I feel fine now at 7 and really feel that I could reduce a lot more ( of course the mind is willing and the flesh is weak) But my point is this. I would suggest to you to definitely go to the mgs that you were comfortable with before you get to the point that you have to go higher than that - and your journey will become so much longer. I have always read that you should nip pain in the bud so that it does not get so bad that you need stronger methods to control it. I think your doctor was probably just encouraging you rather than directing you. I just told my son I was doing well on 7 mgs and he said "Great Mom, soon you will be down to 6 then 5 and then off them." Not as easily done as said - but meant to give me an encouraging boost.

1 like
Reply

Oh my goodness, Alfryd, what a horrible experience you had (similar to my original onset) and so disheartening after reducing all that way. It is a big temptation when you get to a point of feeling well, no pains, and more energetic, etc., to think you can easily drop down, mo problems! Once or twice I've even thought the PMR had "gone" as I felt so good, but no such luck. I'm so glad you have got down to 7 mg again. Take it easy!! Yes, I think the same as you, that the Rheumy was most likely just giving me an encouraging nudge, especially as I'd had a couple of flares previously.

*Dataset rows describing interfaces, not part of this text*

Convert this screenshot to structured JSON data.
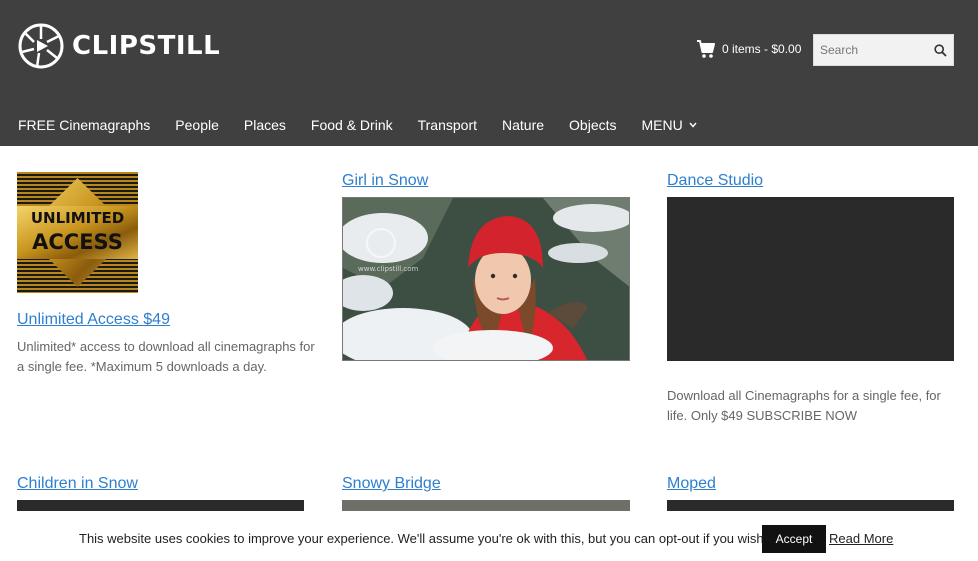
{
  "brand": {
    "name": "CLIPSTILL"
  },
  "cart": {
    "label": "0 items - $0.00"
  },
  "search": {
    "placeholder": "Search"
  },
  "nav": {
    "items": [
      "FREE Cinemagraphs",
      "People",
      "Places",
      "Food & Drink",
      "Transport",
      "Nature",
      "Objects",
      "MENU"
    ]
  },
  "products": [
    {
      "title": "Unlimited Access $49",
      "description": "Unlimited* access to download all cinemagraphs for a single fee. *Maximum 5 downloads a day.",
      "badge_line1": "UNLIMITED",
      "badge_line2": "ACCESS"
    },
    {
      "title": "Girl in Snow",
      "watermark": "www.clipstill.com"
    },
    {
      "title": "Dance Studio",
      "description": "Download all Cinemagraphs for a single fee, for life. Only $49 SUBSCRIBE NOW"
    },
    {
      "title": "Children in Snow"
    },
    {
      "title": "Snowy Bridge"
    },
    {
      "title": "Moped"
    }
  ],
  "cookie": {
    "message": "This website uses cookies to improve your experience. We'll assume you're ok with this, but you can opt-out if you wish.",
    "accept_label": "Accept",
    "read_more_label": "Read More"
  },
  "colors": {
    "header_bg": "#404040",
    "link": "#2e7fcf",
    "gold": "#c9961f"
  },
  "icons": [
    "logo-icon",
    "cart-icon",
    "search-icon",
    "chevron-down-icon"
  ]
}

Good luck when you go for your next reduction!

Reply

You may also like...